Agenda item

2022 to 2023 Performance Report (Quarter 1)

Report number: PAS/WS/22/013


[Councillor Andy Neal left the meeting at 6.28pm during the consideration of this item.]


The Committee received Report number PAS/WS/22/013, which set out the impact of Covid-19, the Quarter 1 performance and the 2022 to 2023 revenue and capital positions.


The Covid-19 outbreak had had a significant impact on the council’s financial position.  Whilst the council was now in the process of recovering from the pandemic, the effects were likely to be felt for years to come.  In addition, the cost-of-living crisis, which the Ukraine War had exacerbated, was not only impacting on communities and businesses, but also adversely putting pressure on the council’s budgets.

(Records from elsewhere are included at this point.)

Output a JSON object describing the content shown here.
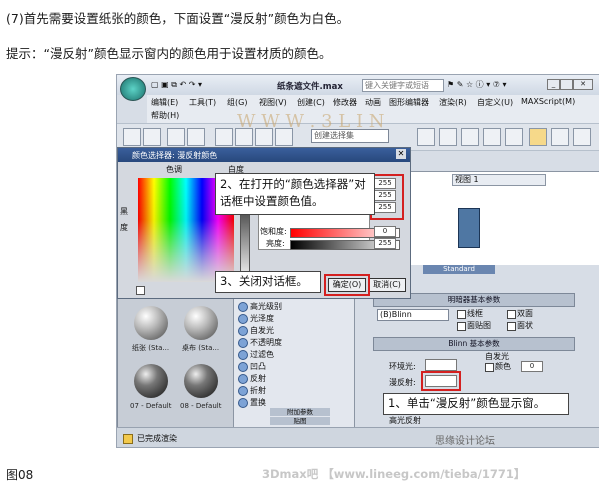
{
  "article": {
    "step_text": "(7)首先需要设置纸张的颜色，下面设置“漫反射”颜色为白色。",
    "tip_text": "提示：“漫反射”颜色显示窗内的颜色用于设置材质的颜色。",
    "figure_label": "图08",
    "footer_watermark": "3Dmax吧 【www.lineeg.com/tieba/1771】"
  },
  "app": {
    "title": "纸条遮文件.max",
    "search_placeholder": "键入关键字或短语",
    "menu": [
      "编辑(E)",
      "工具(T)",
      "组(G)",
      "视图(V)",
      "创建(C)",
      "修改器",
      "动画",
      "图形编辑器",
      "渲染(R)",
      "自定义(U)",
      "MAXScript(M)",
      "帮助(H)"
    ],
    "selection_set_placeholder": "创建选择集",
    "status_text": "已完成渲染",
    "viewport_label": "视图 1"
  },
  "color_selector": {
    "title": "颜色选择器: 漫反射颜色",
    "labels": {
      "hue": "色调",
      "whiteness": "白度",
      "blackness": "黑",
      "degree": "度",
      "saturation": "饱和度:",
      "value": "亮度:"
    },
    "rgb_values": [
      "255",
      "255",
      "255"
    ],
    "saturation_value": "0",
    "brightness_value": "255",
    "ok_button": "确定(O)",
    "cancel_button": "取消(C)"
  },
  "material_editor": {
    "standard_label": "Standard",
    "shader_rollout": "明暗器基本参数",
    "shader_value": "(B)Blinn",
    "options": [
      "线框",
      "双面",
      "面贴图",
      "面状"
    ],
    "blinn_rollout": "Blinn 基本参数",
    "self_illum": "自发光",
    "color_label": "颜色",
    "self_illum_value": "0",
    "ambient_label": "环境光:",
    "diffuse_label": "漫反射:",
    "specular_label": "高光反射",
    "samples": [
      {
        "label": "纸张 (Sta..."
      },
      {
        "label": "桌布 (Sta..."
      },
      {
        "label": "07 - Default"
      },
      {
        "label": "08 - Default"
      }
    ],
    "nav_items": [
      "高光级别",
      "光泽度",
      "自发光",
      "不透明度",
      "过滤色",
      "凹凸",
      "反射",
      "折射",
      "置换",
      "附加参数",
      "贴图"
    ]
  },
  "callouts": {
    "step2": "2、在打开的“颜色选择器”对话框中设置颜色值。",
    "step3": "3、关闭对话框。",
    "step1": "1、单击“漫反射”颜色显示窗。"
  },
  "watermarks": {
    "center": "W W W . 3 L I N",
    "bottom": "思缘设计论坛 www.MISSYUAN.COM"
  },
  "colors": {
    "accent_red": "#d42020",
    "title_blue": "#2c4f86",
    "swatch": "#4f77a3"
  }
}
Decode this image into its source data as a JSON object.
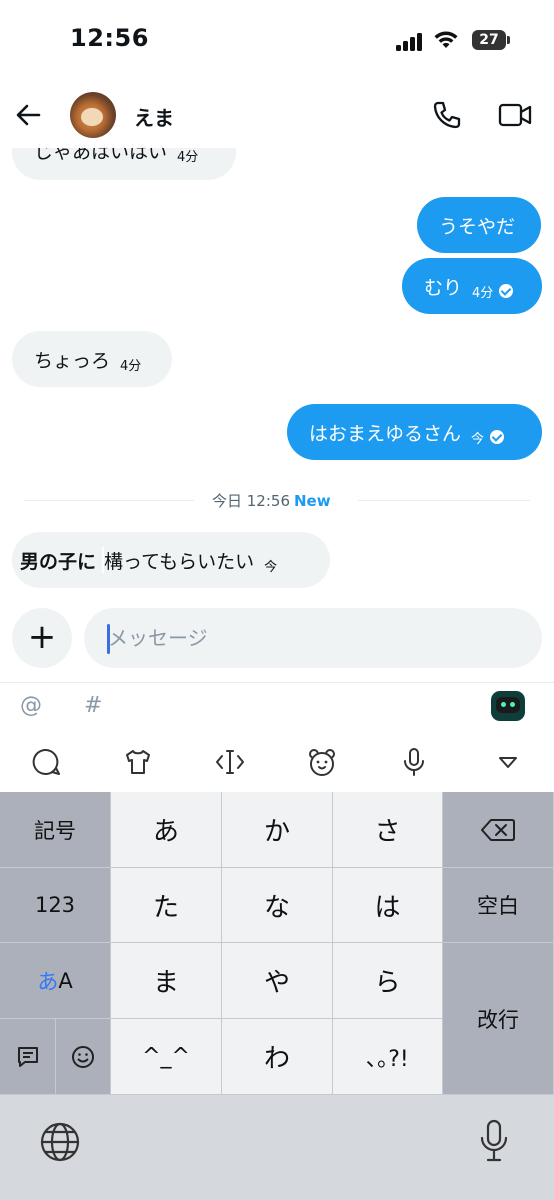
{
  "status_bar": {
    "time": "12:56",
    "battery": "27"
  },
  "header": {
    "name": "えま"
  },
  "messages": [
    {
      "dir": "in",
      "text": "じゃあはいはい",
      "time": "4分"
    },
    {
      "dir": "out",
      "text": "うそやだ",
      "time": ""
    },
    {
      "dir": "out",
      "text": "むり",
      "time": "4分"
    },
    {
      "dir": "in",
      "text": "ちょっろ",
      "time": "4分"
    },
    {
      "dir": "out",
      "text": "はおまえゆるさん",
      "time": "今"
    },
    {
      "dir": "in",
      "text_bold": "男の子に",
      "text": "構ってもらいたい",
      "time": "今"
    }
  ],
  "divider": {
    "label": "今日 12:56",
    "new_label": "New"
  },
  "composer": {
    "placeholder": "メッセージ",
    "plus": "+"
  },
  "suggestions": {
    "at": "@",
    "hash": "#"
  },
  "keyboard": {
    "left_keys": [
      "記号",
      "123"
    ],
    "kana_label_1": "あ",
    "kana_label_2": "A",
    "rows": [
      [
        "あ",
        "か",
        "さ"
      ],
      [
        "た",
        "な",
        "は"
      ],
      [
        "ま",
        "や",
        "ら"
      ],
      [
        "^_^",
        "わ",
        "､｡?!"
      ]
    ],
    "space": "空白",
    "return": "改行"
  }
}
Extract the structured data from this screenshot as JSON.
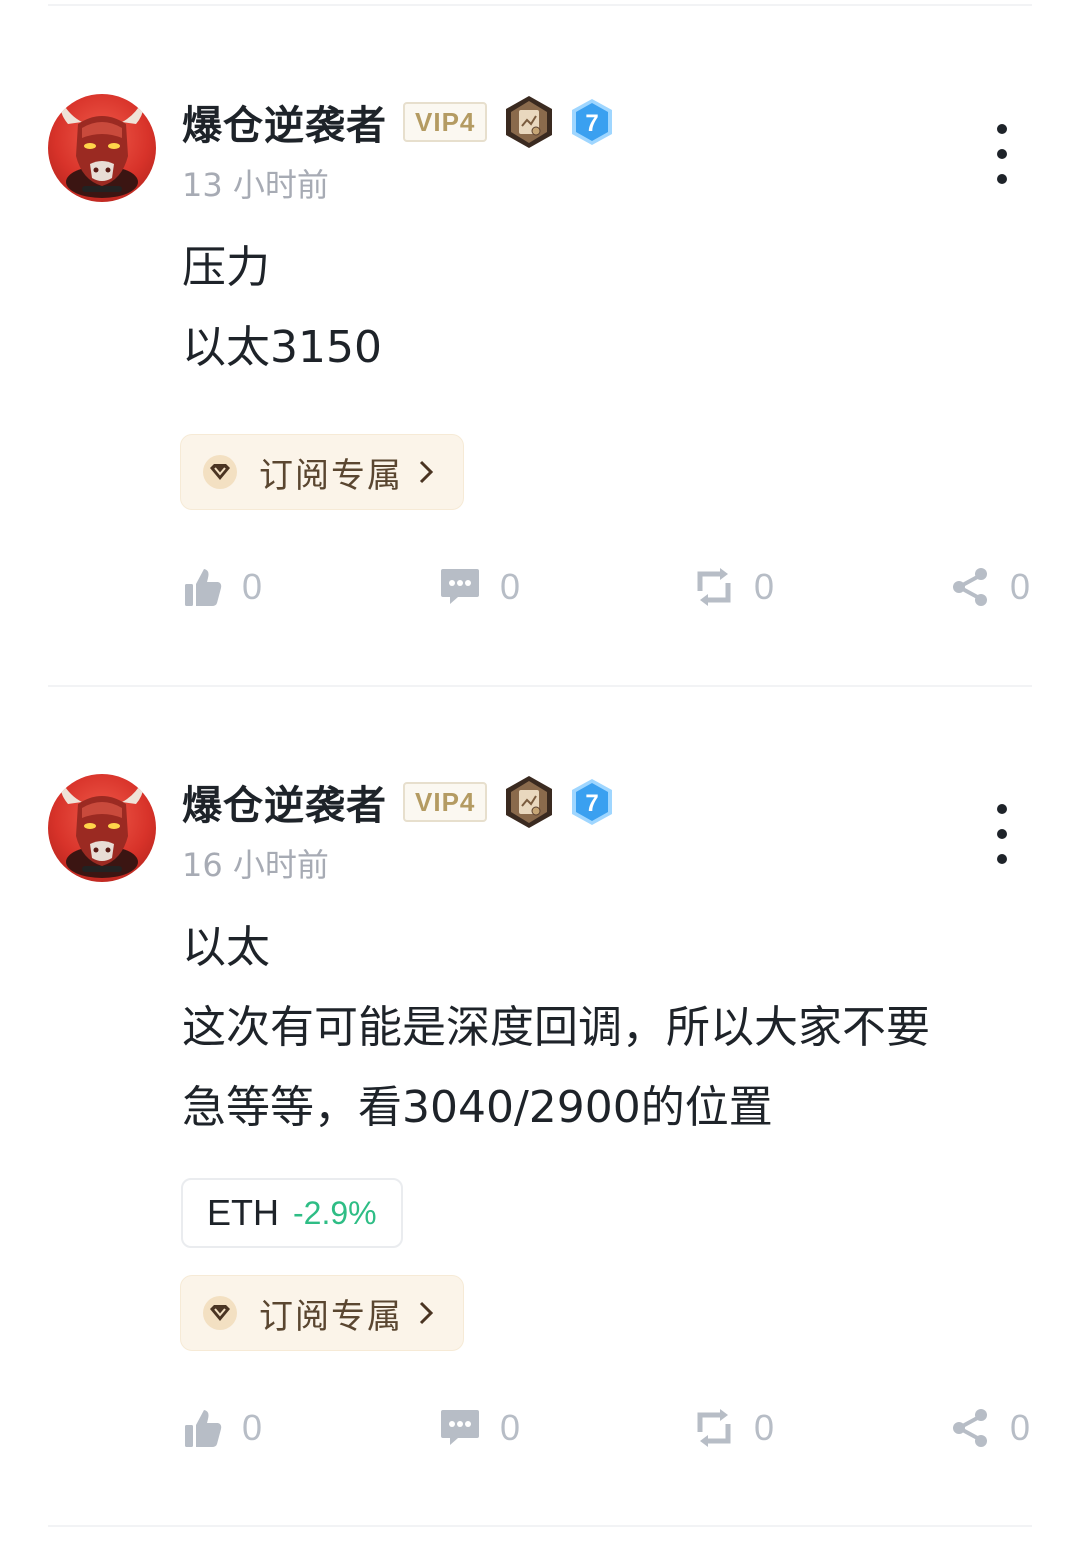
{
  "posts": [
    {
      "username": "爆仓逆袭者",
      "vip": "VIP4",
      "level": "7",
      "time": "13 小时前",
      "lines": [
        "压力",
        "以太3150"
      ],
      "subscribe_label": "订阅专属",
      "counts": {
        "like": "0",
        "comment": "0",
        "repost": "0",
        "share": "0"
      }
    },
    {
      "username": "爆仓逆袭者",
      "vip": "VIP4",
      "level": "7",
      "time": "16 小时前",
      "lines": [
        "以太",
        "这次有可能是深度回调，所以大家不要",
        "急等等，看3040/2900的位置"
      ],
      "ticker": {
        "symbol": "ETH",
        "change": "-2.9%"
      },
      "subscribe_label": "订阅专属",
      "counts": {
        "like": "0",
        "comment": "0",
        "repost": "0",
        "share": "0"
      }
    }
  ],
  "colors": {
    "vip_gold": "#b49b62",
    "level_blue": "#3aa0f0",
    "negative_change": "#2ebd85",
    "count_grey": "#b7bdc6"
  },
  "icons": {
    "like": "thumbs-up-icon",
    "comment": "comment-icon",
    "repost": "repost-icon",
    "share": "share-icon",
    "more": "more-vertical-icon",
    "subscribe": "diamond-icon"
  }
}
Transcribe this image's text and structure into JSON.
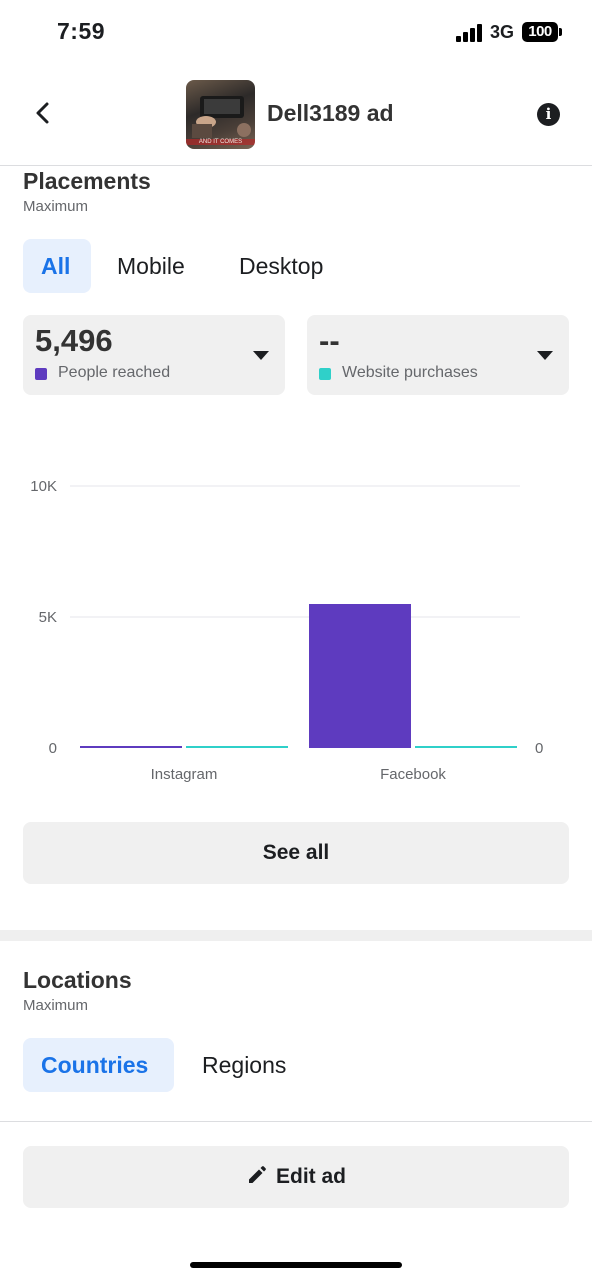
{
  "status_bar": {
    "time": "7:59",
    "network": "3G",
    "battery": "100"
  },
  "header": {
    "title": "Dell3189 ad",
    "thumbnail_caption": "AND IT COMES"
  },
  "placements": {
    "title": "Placements",
    "subtitle": "Maximum",
    "tabs": [
      "All",
      "Mobile",
      "Desktop"
    ],
    "active_tab": "All",
    "metrics": [
      {
        "value": "5,496",
        "label": "People reached",
        "color": "#5e3bbf"
      },
      {
        "value": "--",
        "label": "Website purchases",
        "color": "#2fd0c9"
      }
    ],
    "see_all_label": "See all"
  },
  "chart_data": {
    "type": "bar",
    "categories": [
      "Instagram",
      "Facebook"
    ],
    "series": [
      {
        "name": "People reached",
        "values": [
          0,
          5496
        ],
        "color": "#5e3bbf"
      },
      {
        "name": "Website purchases",
        "values": [
          0,
          0
        ],
        "color": "#2fd0c9"
      }
    ],
    "y_ticks_left": [
      "0",
      "5K",
      "10K"
    ],
    "y_tick_values": [
      0,
      5000,
      10000
    ],
    "y_tick_right": "0",
    "ylim": [
      0,
      10000
    ],
    "grid": true
  },
  "locations": {
    "title": "Locations",
    "subtitle": "Maximum",
    "tabs": [
      "Countries",
      "Regions"
    ],
    "active_tab": "Countries"
  },
  "footer": {
    "edit_label": "Edit ad"
  },
  "colors": {
    "accent": "#1a73e8",
    "accent_bg": "#e7f0fd"
  }
}
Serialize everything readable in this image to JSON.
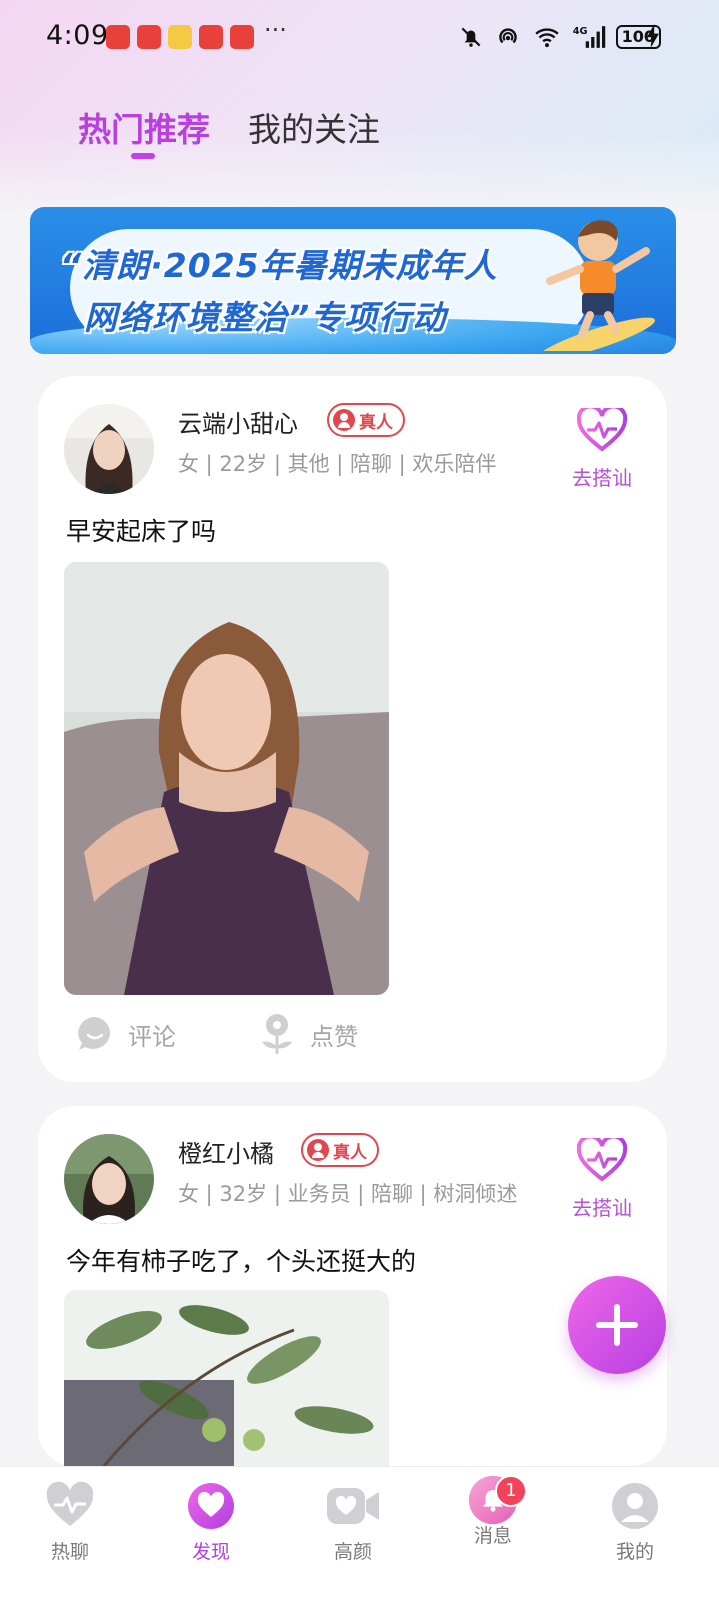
{
  "status_bar": {
    "time": "4:09",
    "more": "···",
    "battery": "100",
    "icons": [
      "mute-icon",
      "hotspot-icon",
      "wifi-icon",
      "4g-signal-icon",
      "battery-icon",
      "charging-icon"
    ]
  },
  "tabs": [
    {
      "label": "热门推荐",
      "active": true
    },
    {
      "label": "我的关注",
      "active": false
    }
  ],
  "banner": {
    "line1": "“清朗·2025年暑期未成年人",
    "line2": "网络环境整治”专项行动"
  },
  "posts": [
    {
      "username": "云端小甜心",
      "badge": "真人",
      "meta": "女 | 22岁 | 其他 | 陪聊 | 欢乐陪伴",
      "greet_label": "去搭讪",
      "text": "早安起床了吗",
      "comment_label": "评论",
      "like_label": "点赞"
    },
    {
      "username": "橙红小橘",
      "badge": "真人",
      "meta": "女 | 32岁 | 业务员 | 陪聊 | 树洞倾述",
      "greet_label": "去搭讪",
      "text": "今年有柿子吃了，个头还挺大的"
    }
  ],
  "bottom_nav": [
    {
      "label": "热聊",
      "icon": "heartbeat-icon",
      "active": false
    },
    {
      "label": "发现",
      "icon": "heart-icon",
      "active": true
    },
    {
      "label": "高颜",
      "icon": "video-icon",
      "active": false
    },
    {
      "label": "消息",
      "icon": "bell-icon",
      "active": false,
      "badge": "1"
    },
    {
      "label": "我的",
      "icon": "user-icon",
      "active": false
    }
  ],
  "colors": {
    "accent": "#b63fe2",
    "real_badge": "#e2474d",
    "notification_badge": "#f3425b"
  }
}
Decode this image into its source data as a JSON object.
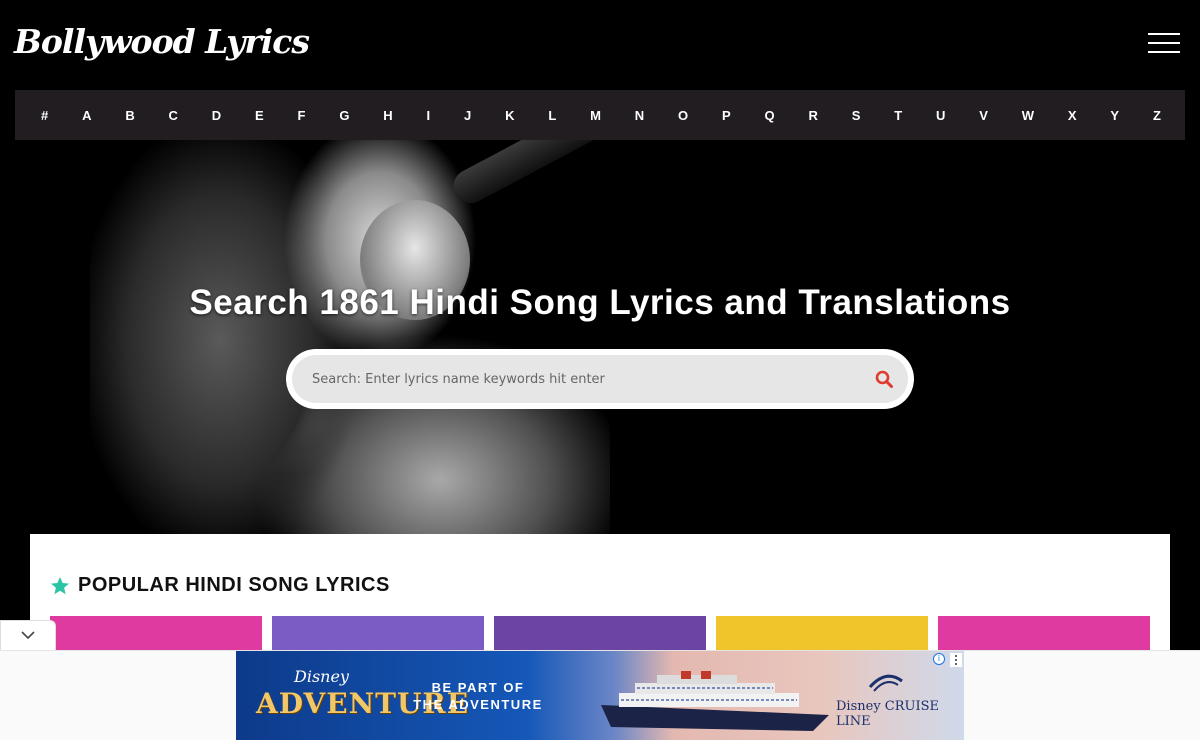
{
  "header": {
    "logo_text": "Bollywood Lyrics",
    "menu_icon": "hamburger-menu-icon"
  },
  "alphabet_nav": [
    "#",
    "A",
    "B",
    "C",
    "D",
    "E",
    "F",
    "G",
    "H",
    "I",
    "J",
    "K",
    "L",
    "M",
    "N",
    "O",
    "P",
    "Q",
    "R",
    "S",
    "T",
    "U",
    "V",
    "W",
    "X",
    "Y",
    "Z"
  ],
  "hero": {
    "title": "Search 1861 Hindi Song Lyrics and Translations",
    "search_placeholder": "Search: Enter lyrics name keywords hit enter",
    "search_icon": "search-icon"
  },
  "popular": {
    "icon": "star-icon",
    "title": "POPULAR HINDI SONG LYRICS",
    "tile_colors": [
      "#df3a9f",
      "#7b5cc4",
      "#6c44a4",
      "#efc52b",
      "#df3a9f"
    ]
  },
  "ad": {
    "brand_small": "Disney",
    "headline": "ADVENTURE",
    "cta_line1": "BE PART OF",
    "cta_line2": "THE ADVENTURE",
    "cruise_line": "Disney CRUISE LINE",
    "info_icon": "info-icon",
    "more_icon": "more-vertical-icon"
  },
  "colors": {
    "accent_star": "#2bc4a4",
    "search_icon": "#e03a2f",
    "nav_bg": "#221d21"
  }
}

All of these elements, as well as national public behavioural changes in travel, shopping and working created by these issues, had had an adverse impact on businesses, retail and public services nationally.  Income generation for public services across the UK had been severely impacted by a combination of all these challenges we well as recent issues, such as national and local lockdowns.  West Suffolk Council was not alone in continuing to face these issues although there were good signs of recovery by services and areas – some stronger than others.  This included income from leisure and cultural events; trade waste and the garden waste service.  In addition, other services were recovering, such as car parks and markets.  However, the challenges outlined effected services and localities in different ways.


For 2022 to 2023 the central government funding which had helped to partly mitigate the effects of the pandemic, such as the Sales, Fees and Charges Compensation and the Covid-19 Support Grant were no longer available, meaning the council had to make provision to fully cover any reduced income and increased costs from within its own budgets.  As part of the 2022 to 2023 budget setting process the made had made provision for the sum of around £0.5m in its budgets for the ongoing impacts of Covid-19.  This provision was to be funded by a contribution from the council’s general fund (a reserve fund that the council traditionally kept at around £5m to meet emergency issues such as this) and had been factored into the year-end forecasts in the report.


Attached to the Quarter 1 performance and forecast year-end financial position for 2022 to 2023 were a number of appendices as follows:


-      Appendix A: Key Performance Indicator Dashboards

-      Appendix B: Income and expenditure report

-      Appendix C: Capital programme

-      Appendix D: Earmarked reserves

-      Appendix E: Strategic risk register

-      Exempt Appendix F: Aged debt over 90 days


The Service Manager (Policy, Projects and Performance) explained that a lot of the changes behind the key performance indicators were behavioural, and it was hard to get to the evidence as to why people were changing their behaviour.  Therefore, officers would be looking at a deeper dive into the evidence available to try and ascertain the changes in performance.  She then drew the Committee’s attention to a number of key performance indicators as follows:


-      Cross-cutting performance: local economic context

·      Shop vacancy rates in West Suffolk towns were all below the national average of 12 per cent or in the case of Newmarket, the same as the national average.


-      Housing and Strategic Health:

·      Households in bed and breakfast accommodation – these were below target and down from the previous quarter.

·      Households in temporary accommodation – this was above target.

·      Homelessness prevention cases – this was at its lowest for four years.

·      Discharge of homelessness duty into private rented sector – this was the highest for 12 months.

·      Youth homelessness – this was increasing and officers would be keeping an eye on this indicator.


-      Resources and Property:

·      Business rates collection was back to pre-COVID levels.

·      Fraud collection by Anglia Revenues Partnership was above 2021-2022, but below pre-COVID levels.

·      Use of e-forms for revenues and benefits – this was high due to energy rebate applications.

·      Low void levels in the commercial estate.


-      Governance:

·      Sick days were high due to COVID absences.


-      Regulation and environment:

·      Toggam solar farm had generated electricity at its highest rate since 2018-2019.


The Committee considered the report in detail and asked a number of questions to which responses were provided.  In particular discussions were held on investments in Barley Homes; the council’s general fund; managing the council deficit and the current volatile market.


In response to a question raised relating to e-forms and whether the trend would continue to increase, officers advised it was hoped the trend would continue to increase.  For example, work on council tax had shown an increase in the take-up of direct debit payments. 


The Committee discussed the cost-of-living crisis etc. meaning the council was likely to see more people presenting as homeless and questioned what the council was doing in terms of resourcing the team in order to cope with an increase in cases.  In response officers agreed to provide a written response.

At the conclusion of the discussions, the Committee noted the forecast 2022 to 2023 revenue and capital positions as detailed in Report number PAS/WS/22/013 and attached appendices.

Supporting documents: